[WORK REQUIRED] Search the listing below for the word "text" and copy each line where it appears.

- Opening Delimiter -

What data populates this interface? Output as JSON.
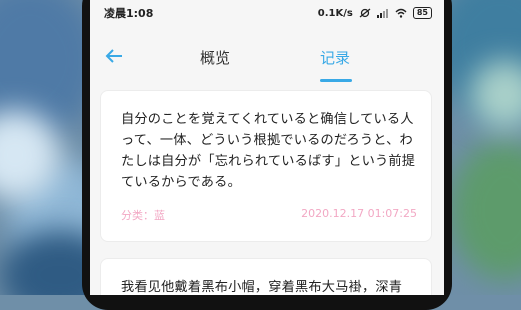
{
  "status_bar": {
    "time": "凌晨1:08",
    "network_speed": "0.1K/s",
    "battery": "85"
  },
  "nav": {
    "back_icon": "arrow-left-icon",
    "tabs": [
      {
        "label": "概览",
        "active": false
      },
      {
        "label": "记录",
        "active": true
      }
    ],
    "accent_color": "#39a9e6"
  },
  "records": [
    {
      "text": "自分のことを覚えてくれていると确信している人って、一体、どういう根拠でいるのだろうと、わたしは自分が「忘れられているばす」という前提ているからである。",
      "category": "分类：蓝",
      "timestamp": "2020.12.17 01:07:25"
    },
    {
      "text": "我看见他戴着黑布小帽，穿着黑布大马褂，深青"
    }
  ]
}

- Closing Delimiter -

[RESPONSE TO THE TASK]
      "text": "自分のことを覚えてくれていると确信している人って、一体、どういう根拠でいるのだろうと、わたしは自分が「忘れられているばす」という前提ているからである。",
      "text": "我看见他戴着黑布小帽，穿着黑布大马褂，深青"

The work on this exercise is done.